Over the next couple of years, we began working on an old beater 1979 Malibu that was sitting in our side yard. I rebuilt the engine, with dad’s help. We gutted it. We got it race ready.
The first day at the track, pulling into the staging lanes, I looked around and realized I was the only girl in a sea of men racers. I was teased. I was called names. I was referred to as “honey’ and “toots” and “baby.”
I didn’t care. I was there to race.
I won my first race. And my second. I kept winning throughout the summer. I started making a name for myself at the track. People bet on my round wins. Even the track workers rooted for me.
I qualified for bracket finals that year in my division.
Arriving at bracket finals, I knew I was way out of my league. My dad looked at me and said, “You’ve got this. Now go do it.”
I pulled up to the line. The pre-stage and stage bulbs came on. Green. Green. Green. Go.
I tore down the track as fast as my 15 second 1979 Malibu would go.
I blew across the finish line and held my breath.
My win light glowed.
It’s funny. I don’t race anymore. The transmission locked up in my race car and it ran off the end of the track while my dad was driving. It landed in the river and trashed the tranny and engine. I haven’t raced since. When I started racing, I was the only girl. Now, you go out to our local track on any given weekend, and there is anywhere between 20 and 30 women racing. It wasn’t that long ago I was the only one.
Those lessons have stayed with me though. It has given me self-confidence, decision-making skills, conflict resolution, mechanical skills, and even math skills.
I told this story for a reason…
So, as I sit here and reflect on the International Women’s Day and what it means to me… it means I can do, and be anything I want to be. I am a woman. I am fully capable of being what I want. I am proud. I am caring. I am compassionate. I am brave. I am daring. I am me.
I am me.
I don’t have to fit into a mold. I don’t have to be a stereotype. I can do and be what I want. When I want. How I want. I don’t have to accept the word, “no.”
So, to me, International Women’s Day means the freedom and ability to be me.
Women have had a bum rap through the years. But, look where we are today. Where will we be in 20 years?

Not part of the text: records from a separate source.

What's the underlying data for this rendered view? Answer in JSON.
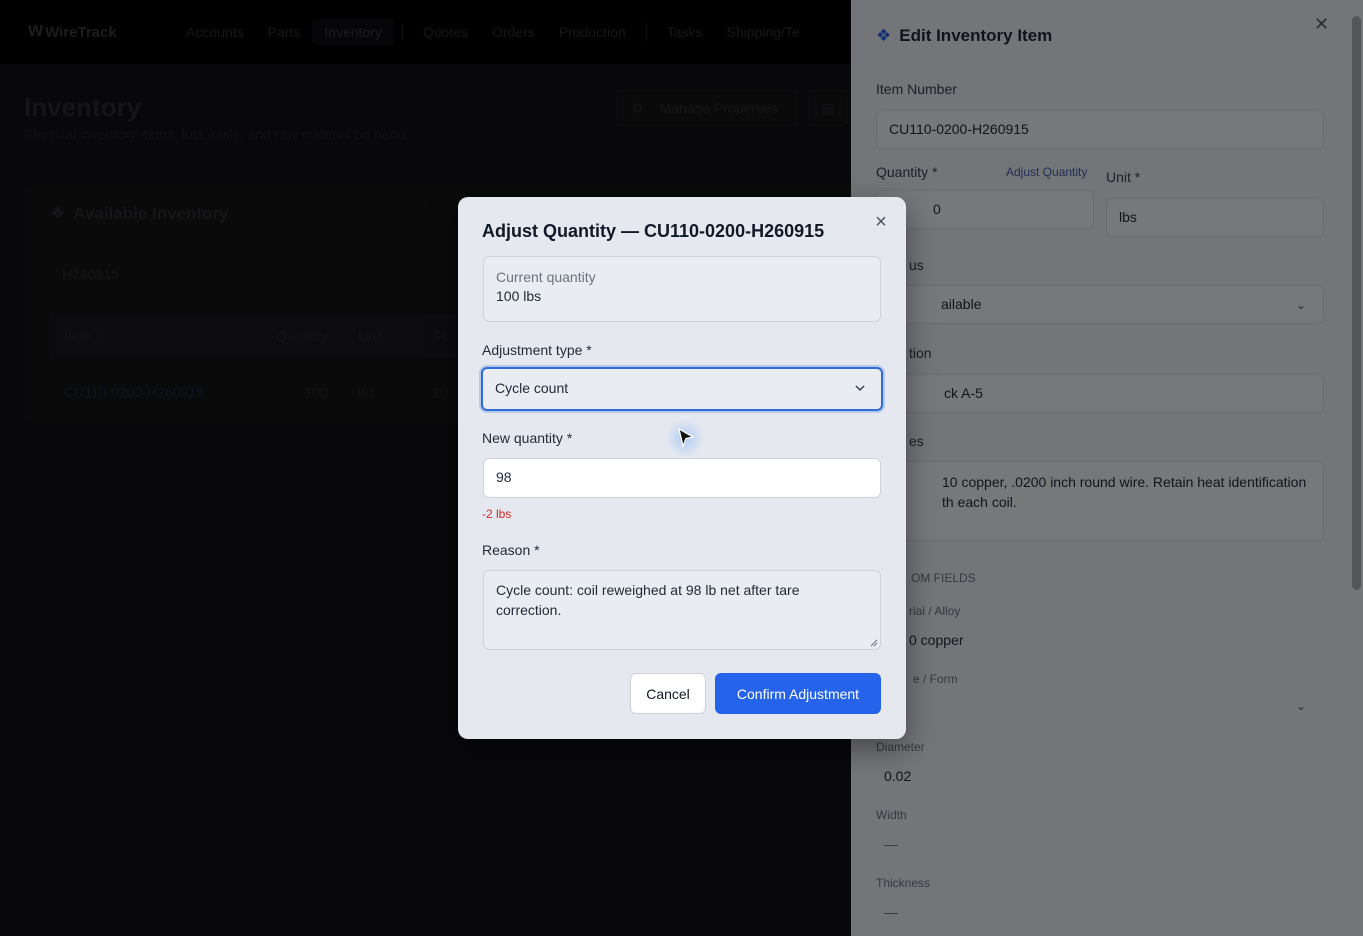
{
  "nav": {
    "brand": "WireTrack",
    "links": [
      "Accounts",
      "Parts",
      "Inventory",
      "Quotes",
      "Orders",
      "Production",
      "Tasks",
      "Shipping/Te"
    ]
  },
  "page": {
    "title": "Inventory",
    "subtitle": "Physical inventory items, lots, coils, and raw material on hand.",
    "manage_properties": "Manage Properties",
    "card_title": "Available Inventory",
    "search_value": "H260915",
    "columns": [
      "Item #",
      "Quantity",
      "Unit",
      "Sc"
    ],
    "row": {
      "item": "CU110-0200-H260915",
      "quantity": "100",
      "unit": "lbs",
      "extra": "20"
    }
  },
  "side_panel": {
    "title": "Edit Inventory Item",
    "item_number_label": "Item Number",
    "item_number": "CU110-0200-H260915",
    "quantity_label": "Quantity *",
    "quantity_partial": "0",
    "adjust_quantity_link": "Adjust Quantity",
    "unit_label": "Unit *",
    "unit": "lbs",
    "status_label_partial": "us",
    "status_partial": "ailable",
    "location_label_partial": "tion",
    "location_partial": "ck A-5",
    "notes_label_partial": "es",
    "notes_line1": "10 copper, .0200 inch round wire. Retain heat identification",
    "notes_line2": "th each coil.",
    "custom_fields_partial": "OM FIELDS",
    "material_label_partial": "rial / Alloy",
    "material_partial": "0 copper",
    "shape_label_partial": "e / Form",
    "diameter_label": "Diameter",
    "diameter": "0.02",
    "width_label": "Width",
    "width": "—",
    "thickness_label": "Thickness",
    "thickness": "—"
  },
  "modal": {
    "title": "Adjust Quantity — CU110-0200-H260915",
    "current_label": "Current quantity",
    "current_value": "100 lbs",
    "adjustment_type_label": "Adjustment type *",
    "adjustment_type": "Cycle count",
    "new_quantity_label": "New quantity *",
    "new_quantity": "98",
    "delta": "-2 lbs",
    "reason_label": "Reason *",
    "reason": "Cycle count: coil reweighed at 98 lb net after tare correction.",
    "cancel": "Cancel",
    "confirm": "Confirm Adjustment"
  },
  "colors": {
    "accent": "#2563eb",
    "delta": "#dc2626"
  }
}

International Women’s Day is me. And you. And all women around the world.
A day to celebrate ourselves. Our achievements. Our uniqueness. Our lives. Our very souls.